• Try it: Across the listing below, count the lines holding "WARSTWA". State the number and nothing more.

== Segment start ==

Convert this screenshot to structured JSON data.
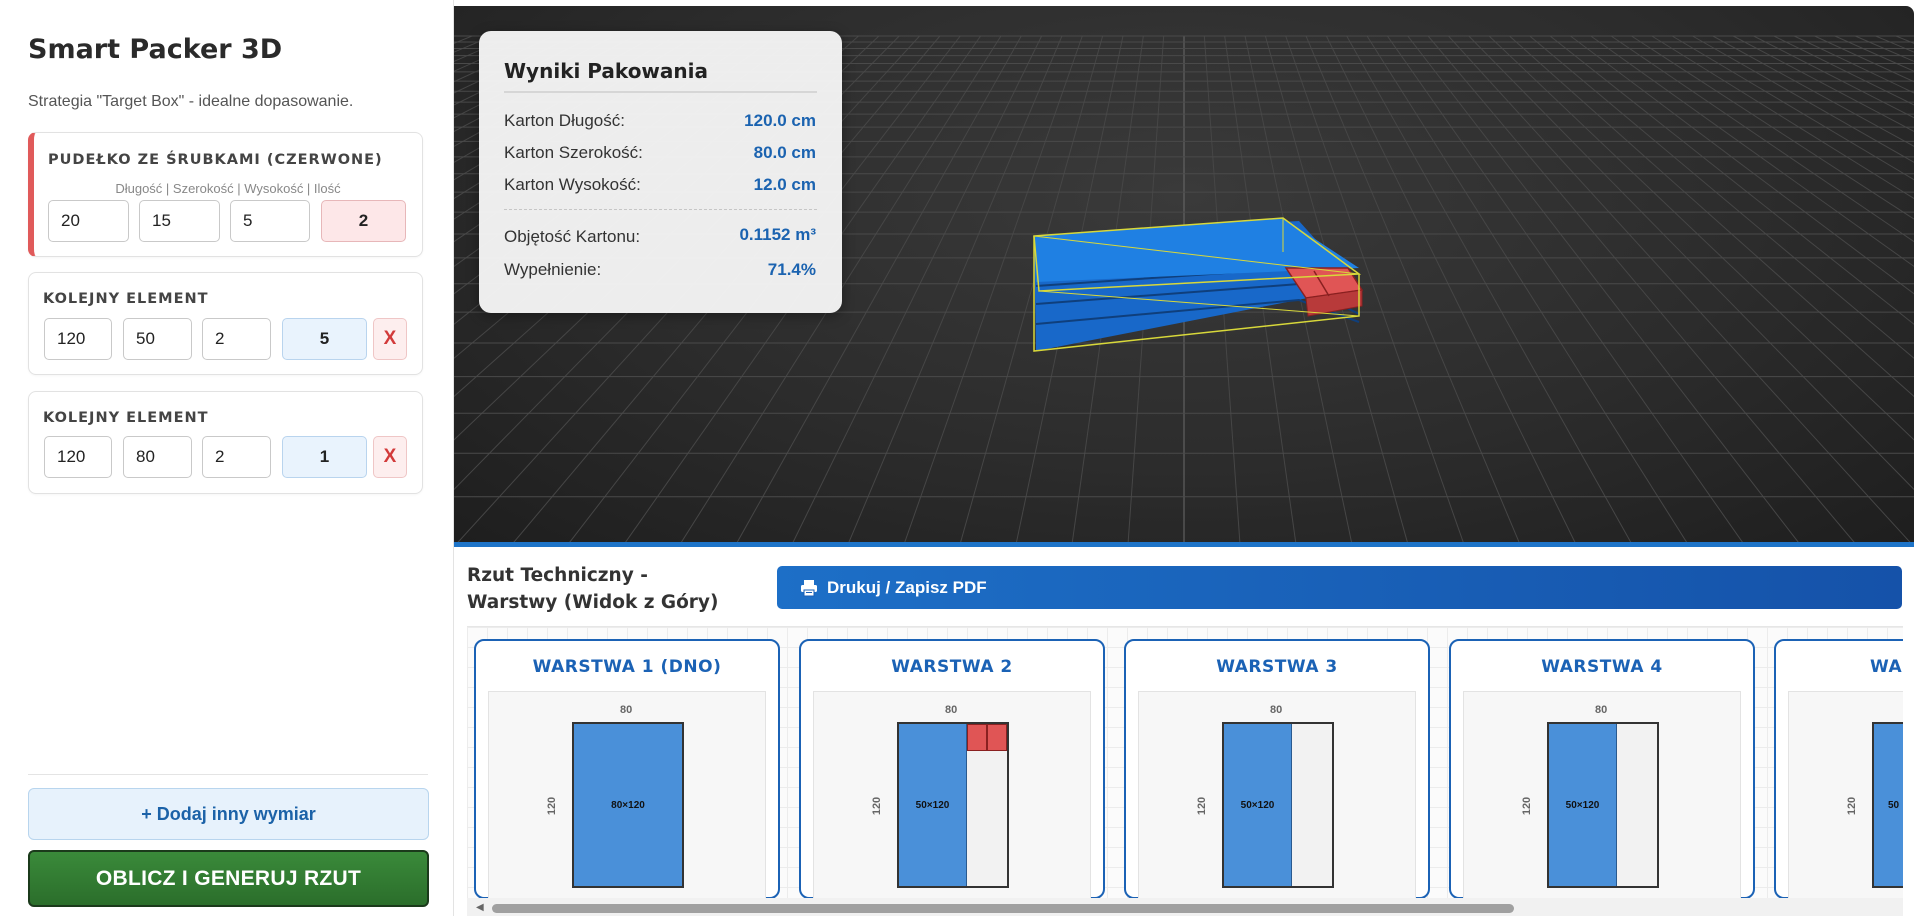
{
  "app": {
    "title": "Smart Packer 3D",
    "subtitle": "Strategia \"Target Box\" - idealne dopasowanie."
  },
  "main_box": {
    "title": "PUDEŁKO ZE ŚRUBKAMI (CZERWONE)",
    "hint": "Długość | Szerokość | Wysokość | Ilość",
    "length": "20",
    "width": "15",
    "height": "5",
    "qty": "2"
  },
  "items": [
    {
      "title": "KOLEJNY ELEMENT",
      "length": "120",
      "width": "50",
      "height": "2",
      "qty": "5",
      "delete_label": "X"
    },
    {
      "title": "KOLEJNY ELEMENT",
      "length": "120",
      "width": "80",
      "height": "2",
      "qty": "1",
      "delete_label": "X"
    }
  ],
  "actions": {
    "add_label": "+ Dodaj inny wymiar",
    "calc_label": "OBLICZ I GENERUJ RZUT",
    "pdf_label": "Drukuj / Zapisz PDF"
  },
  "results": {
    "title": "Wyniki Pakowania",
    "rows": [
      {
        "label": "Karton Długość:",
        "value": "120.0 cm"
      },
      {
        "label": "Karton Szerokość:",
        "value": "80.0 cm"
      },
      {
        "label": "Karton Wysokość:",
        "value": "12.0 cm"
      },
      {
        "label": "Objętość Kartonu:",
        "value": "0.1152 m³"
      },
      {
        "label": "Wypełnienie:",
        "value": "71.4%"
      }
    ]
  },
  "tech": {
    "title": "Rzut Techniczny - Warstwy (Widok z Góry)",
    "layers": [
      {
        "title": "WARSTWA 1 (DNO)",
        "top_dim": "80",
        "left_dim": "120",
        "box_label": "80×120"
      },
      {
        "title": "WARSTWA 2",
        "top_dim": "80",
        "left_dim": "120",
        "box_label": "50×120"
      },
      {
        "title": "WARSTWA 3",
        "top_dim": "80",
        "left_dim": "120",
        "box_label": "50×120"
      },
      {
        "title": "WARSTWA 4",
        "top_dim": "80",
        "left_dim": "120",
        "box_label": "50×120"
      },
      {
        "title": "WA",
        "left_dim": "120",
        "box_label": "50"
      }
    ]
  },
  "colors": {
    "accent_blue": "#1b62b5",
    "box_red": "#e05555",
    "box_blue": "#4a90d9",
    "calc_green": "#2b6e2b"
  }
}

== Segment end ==
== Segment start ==

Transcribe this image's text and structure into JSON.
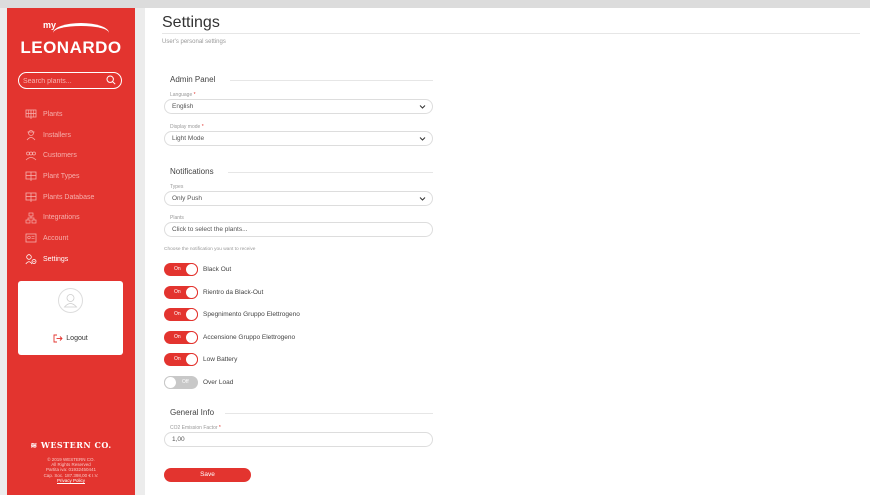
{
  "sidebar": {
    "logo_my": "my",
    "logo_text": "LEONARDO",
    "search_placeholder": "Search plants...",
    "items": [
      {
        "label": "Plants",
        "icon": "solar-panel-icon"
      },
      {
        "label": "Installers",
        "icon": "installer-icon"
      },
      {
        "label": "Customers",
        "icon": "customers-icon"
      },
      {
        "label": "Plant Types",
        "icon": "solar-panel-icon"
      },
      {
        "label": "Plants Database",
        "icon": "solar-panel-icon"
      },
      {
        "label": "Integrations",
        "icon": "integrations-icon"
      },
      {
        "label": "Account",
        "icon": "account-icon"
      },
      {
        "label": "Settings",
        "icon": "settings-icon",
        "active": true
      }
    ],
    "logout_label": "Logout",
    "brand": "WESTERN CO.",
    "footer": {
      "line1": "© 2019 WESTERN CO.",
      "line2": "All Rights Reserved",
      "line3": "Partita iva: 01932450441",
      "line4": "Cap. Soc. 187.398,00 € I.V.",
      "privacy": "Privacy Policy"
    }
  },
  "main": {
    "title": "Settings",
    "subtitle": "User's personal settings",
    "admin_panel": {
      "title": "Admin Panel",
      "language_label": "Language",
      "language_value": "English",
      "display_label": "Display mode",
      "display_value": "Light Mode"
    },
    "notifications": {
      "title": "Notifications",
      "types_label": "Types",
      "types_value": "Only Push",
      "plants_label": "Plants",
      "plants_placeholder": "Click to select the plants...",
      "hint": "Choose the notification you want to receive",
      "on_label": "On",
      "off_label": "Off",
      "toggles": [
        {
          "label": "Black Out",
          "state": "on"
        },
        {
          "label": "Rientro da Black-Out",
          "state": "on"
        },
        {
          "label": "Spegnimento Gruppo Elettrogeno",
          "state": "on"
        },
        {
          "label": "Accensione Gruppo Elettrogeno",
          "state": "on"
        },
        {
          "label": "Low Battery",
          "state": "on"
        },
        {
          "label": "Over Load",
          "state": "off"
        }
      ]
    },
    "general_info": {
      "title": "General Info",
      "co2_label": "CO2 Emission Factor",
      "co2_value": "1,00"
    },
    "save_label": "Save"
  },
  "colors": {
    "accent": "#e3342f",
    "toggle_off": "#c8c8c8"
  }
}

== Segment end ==

• Expected answer: 4